A housing development in Queens constructed for middle-class families during a housing shortage after World War I was nominated Tuesday for landmark status by the city's Landmarks Preservation Commission.
Queens housing development nominated for landmark status
The board's recommendations must still be approved by city planners and the City Council.
Gioia said he will seek tax breaks for homeowners who make improvements that meet Landmarks requirements, as well as resident parking permits to offset the loss of illegal parking spaces carved into front lawns.
LANDMARK DAY IN QNS.
Supporters of the designation said the protections are needed to prevent rampant changes that compromise the neighborhood's original character.

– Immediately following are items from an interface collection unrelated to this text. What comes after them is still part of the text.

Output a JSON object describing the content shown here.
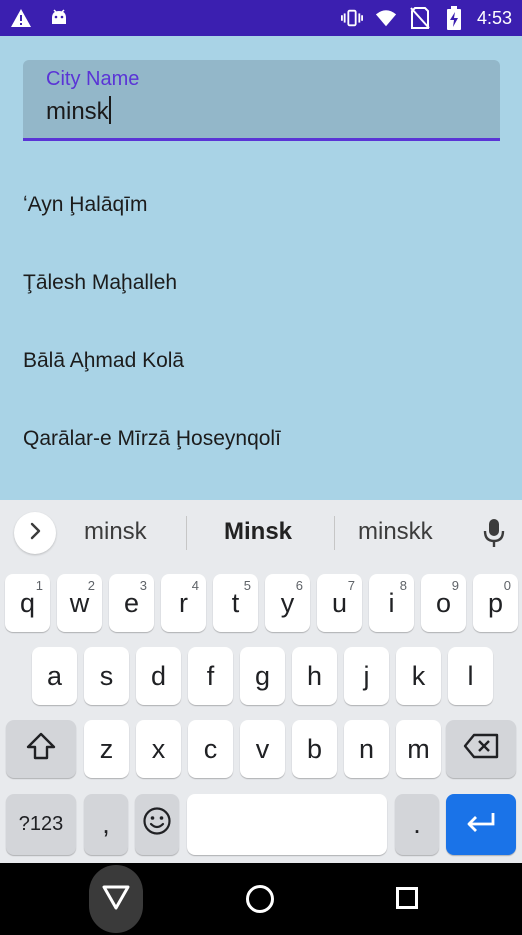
{
  "status_bar": {
    "time": "4:53",
    "icons_left": [
      "warning-icon",
      "android-icon"
    ],
    "icons_right": [
      "vibrate-icon",
      "wifi-icon",
      "no-sim-icon",
      "battery-charging-icon"
    ]
  },
  "city_input": {
    "label": "City Name",
    "value": "minsk"
  },
  "suggestions": [
    "ʻAyn Ḩalāqīm",
    "Ţālesh Maḩalleh",
    "Bālā Aḩmad Kolā",
    "Qarālar-e Mīrzā Ḩoseynqolī"
  ],
  "keyboard": {
    "word_suggestions": [
      "minsk",
      "Minsk",
      "minskk"
    ],
    "row1": [
      {
        "key": "q",
        "hint": "1"
      },
      {
        "key": "w",
        "hint": "2"
      },
      {
        "key": "e",
        "hint": "3"
      },
      {
        "key": "r",
        "hint": "4"
      },
      {
        "key": "t",
        "hint": "5"
      },
      {
        "key": "y",
        "hint": "6"
      },
      {
        "key": "u",
        "hint": "7"
      },
      {
        "key": "i",
        "hint": "8"
      },
      {
        "key": "o",
        "hint": "9"
      },
      {
        "key": "p",
        "hint": "0"
      }
    ],
    "row2": [
      "a",
      "s",
      "d",
      "f",
      "g",
      "h",
      "j",
      "k",
      "l"
    ],
    "row3": [
      "z",
      "x",
      "c",
      "v",
      "b",
      "n",
      "m"
    ],
    "symbols_label": "?123",
    "comma_label": ",",
    "period_label": "."
  },
  "colors": {
    "status_bar": "#3b1fb0",
    "app_background": "#a9d3e6",
    "accent": "#5a34d6",
    "enter_key": "#1a73e8"
  }
}
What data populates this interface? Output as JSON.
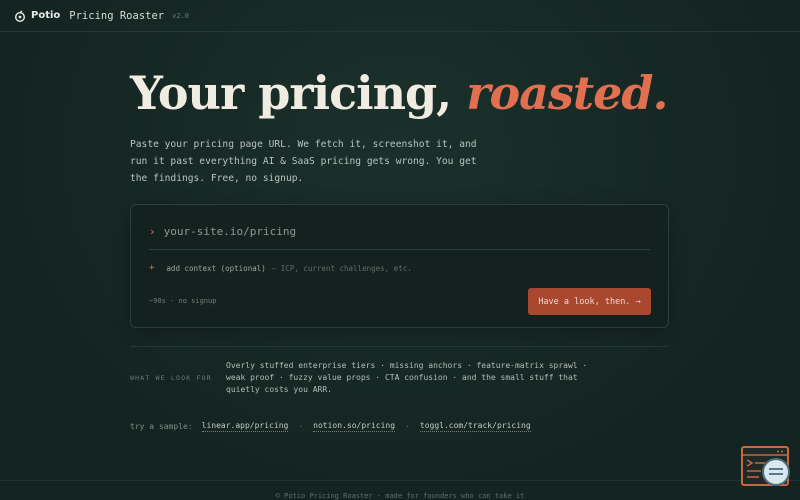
{
  "header": {
    "brand": "Potio",
    "app_name": "Pricing Roaster",
    "version": "v2.0"
  },
  "hero": {
    "title_main": "Your pricing, ",
    "title_accent": "roasted.",
    "subtitle": "Paste your pricing page URL. We fetch it, screenshot it, and run it past everything AI & SaaS pricing gets wrong. You get the findings. Free, no signup."
  },
  "form": {
    "prompt_glyph": "›",
    "url_placeholder": "your-site.io/pricing",
    "context_plus": "+",
    "context_label": "add context (optional)",
    "context_hint": "— ICP, current challenges, etc.",
    "meta": "~90s · no signup",
    "cta_label": "Have a look, then. →"
  },
  "what_we_look_for": {
    "label": "WHAT WE LOOK FOR",
    "text": "Overly stuffed enterprise tiers · missing anchors · feature-matrix sprawl · weak proof · fuzzy value props · CTA confusion · and the small stuff that quietly costs you ARR."
  },
  "samples": {
    "label": "try a sample:",
    "links": [
      "linear.app/pricing",
      "notion.so/pricing",
      "toggl.com/track/pricing"
    ],
    "separator": "·"
  },
  "footer": {
    "text": "© Potio Pricing Roaster · made for founders who can take it"
  },
  "colors": {
    "background": "#142421",
    "accent": "#e0704f",
    "button": "#a9482f",
    "text": "#c9d2cc"
  },
  "icons": {
    "logo": "potio-logo-icon",
    "widget": "code-window-magnifier-icon"
  }
}
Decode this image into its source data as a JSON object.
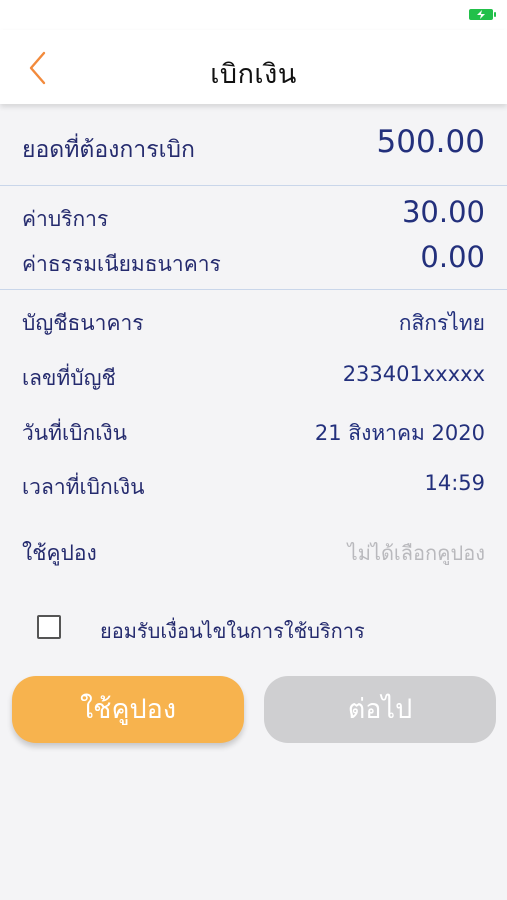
{
  "header": {
    "title": "เบิกเงิน"
  },
  "summary": {
    "amount_label": "ยอดที่ต้องการเบิก",
    "amount_value": "500.00",
    "service_fee_label": "ค่าบริการ",
    "service_fee_value": "30.00",
    "bank_fee_label": "ค่าธรรมเนียมธนาคาร",
    "bank_fee_value": "0.00"
  },
  "details": {
    "bank_label": "บัญชีธนาคาร",
    "bank_value": "กสิกรไทย",
    "account_label": "เลขที่บัญชี",
    "account_value": "233401xxxxx",
    "date_label": "วันที่เบิกเงิน",
    "date_value": "21 สิงหาคม 2020",
    "time_label": "เวลาที่เบิกเงิน",
    "time_value": "14:59",
    "coupon_label": "ใช้คูปอง",
    "coupon_placeholder": "ไม่ได้เลือกคูปอง"
  },
  "terms": {
    "label": "ยอมรับเงื่อนไขในการใช้บริการ",
    "checked": false
  },
  "buttons": {
    "coupon_label": "ใช้คูปอง",
    "next_label": "ต่อไป"
  },
  "colors": {
    "accent_orange": "#f7b34e",
    "text_navy": "#23307c",
    "disabled_gray": "#cfcfd1",
    "battery_green": "#22c04a",
    "back_arrow": "#f28a3c"
  },
  "icons": {
    "back": "chevron-left-icon",
    "battery": "battery-charging-icon"
  }
}
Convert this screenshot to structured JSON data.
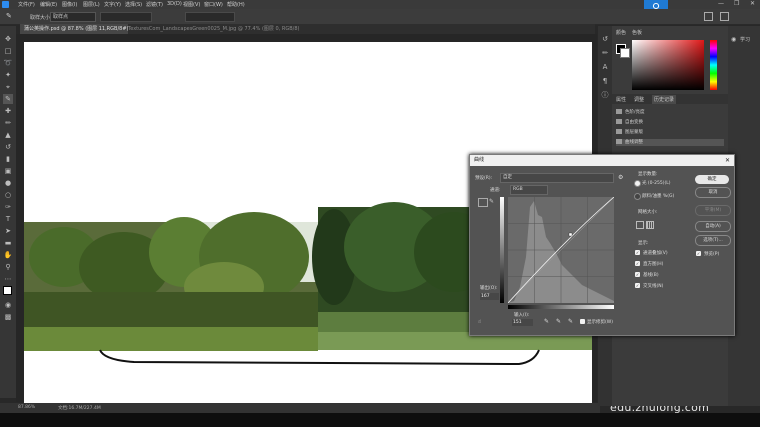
{
  "menu": [
    "文件(F)",
    "编辑(E)",
    "图像(I)",
    "图层(L)",
    "文字(Y)",
    "选择(S)",
    "滤镜(T)",
    "3D(D)",
    "视图(V)",
    "窗口(W)",
    "帮助(H)"
  ],
  "options": {
    "sample_label": "取样大小:",
    "sample_value": "取样点"
  },
  "tabs": [
    {
      "label": "蒲公英操作.psd @ 87.8% (图层 11,RGB/8#) *",
      "active": true
    },
    {
      "label": "TexturesCom_LandscapesGreen0025_M.jpg @ 77.4% (图层 0, RGB/8)",
      "active": false
    }
  ],
  "status": {
    "zoom": "87.86%",
    "doc": "文档:16.7M/227.4M"
  },
  "watermark": "edu.zhulong.com",
  "right_panel": {
    "color_tabs": [
      "颜色",
      "色板"
    ],
    "tabs": [
      "属性",
      "调整",
      "历史记录"
    ],
    "history": [
      "色阶/亮度",
      "自由变换",
      "图层蒙版",
      "曲线调整"
    ],
    "learn": "学习"
  },
  "curves": {
    "title": "曲线",
    "preset_label": "预设(R):",
    "preset_value": "自定",
    "channel_label": "通道:",
    "channel_value": "RGB",
    "output_label": "输出(O):",
    "output_value": "167",
    "input_label": "输入(I):",
    "input_value": "151",
    "show_amount": "显示数量:",
    "light_option": "光 (0-255)(L)",
    "pigment_option": "颜料/油墨 %(G)",
    "grid_size": "网格大小:",
    "show": "显示:",
    "checks": [
      "通道叠加(V)",
      "直方图(H)",
      "基线(B)",
      "交叉线(N)"
    ],
    "ok": "确定",
    "cancel": "取消",
    "smooth": "平滑(M)",
    "auto": "自动(A)",
    "options": "选项(T)...",
    "preview": "预览(P)",
    "show_clipping": "显示修剪(W)"
  },
  "colors": {
    "accent": "#1f7ad3",
    "hue_red": "#e01818"
  }
}
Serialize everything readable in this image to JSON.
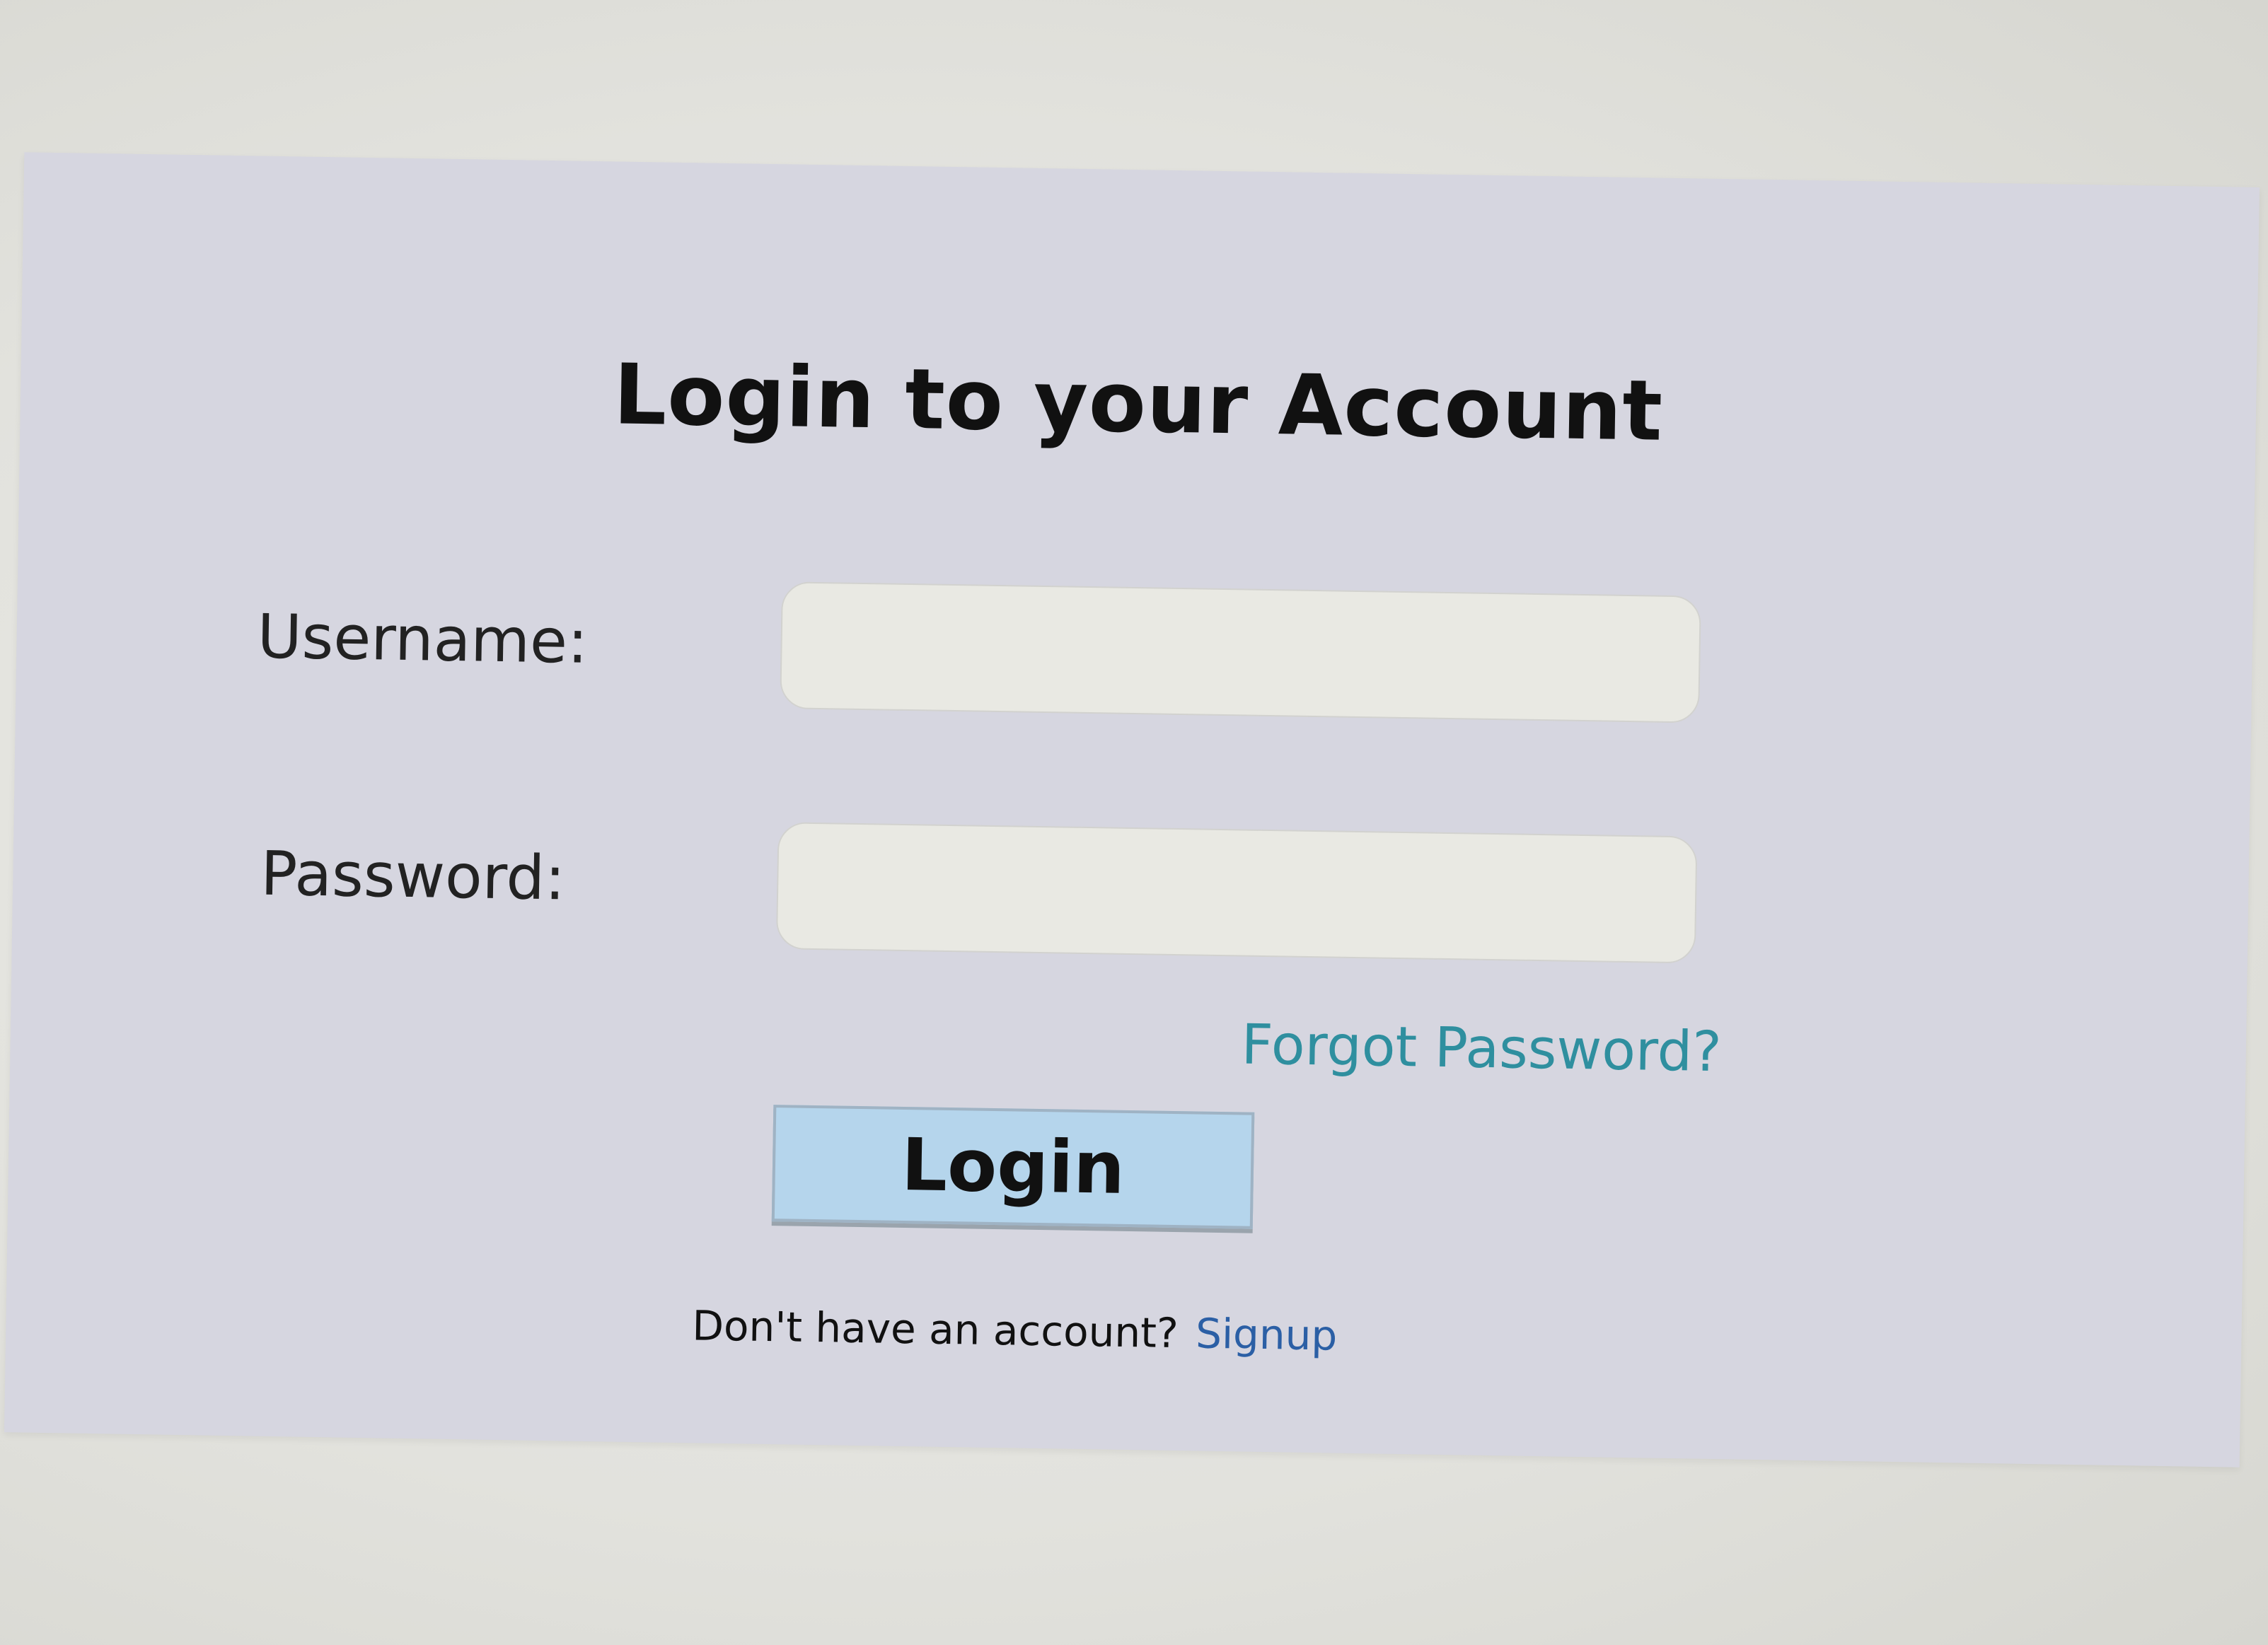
{
  "login": {
    "title": "Login to your Account",
    "username_label": "Username:",
    "username_value": "",
    "password_label": "Password:",
    "password_value": "",
    "forgot_password": "Forgot Password?",
    "login_button": "Login",
    "signup_prompt": "Don't have an account?",
    "signup_link": "Signup"
  },
  "colors": {
    "panel_background": "#d6d6e0",
    "input_background": "#e9e9e3",
    "button_background": "#b5d5ec",
    "forgot_link": "#2f8f9f",
    "signup_link": "#2b5fa5"
  }
}
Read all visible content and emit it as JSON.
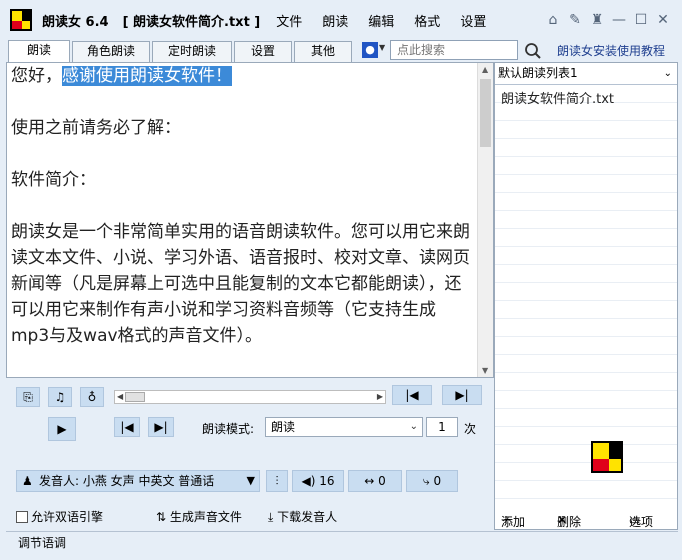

"The only thing that's going to change is that people won't be able to break the rules," said Catherine O'Flaherty, a Sunnyside Gardens homeowner for eight years.
A landmark approval
Resident Jeffrey Kroessler welcomed the commission's unanimous vote, which recognizes the neighborhood's status as one of the first planned residential communities.
"All the little changes that have been taking place over the years diminish what's special about the neighborhood," he said. "We did it to protect our neighborhood from homeowners with an outsized sense of individual entitlement, without respect for the architecture or the history of the place."
Historic Vote For Queens Neighborhood
Susan Meiklejohn...sounded bruised by the experience. Ms. Meiklejohn, an associate professor of urban planning at Hunter College, opposes the designation, believing that landmark status will make life harder for the 70 percent of residents who rent, and the 11 percent who live below the poverty line.
Area of Sunnyside, Queens, Is Given Landmark Status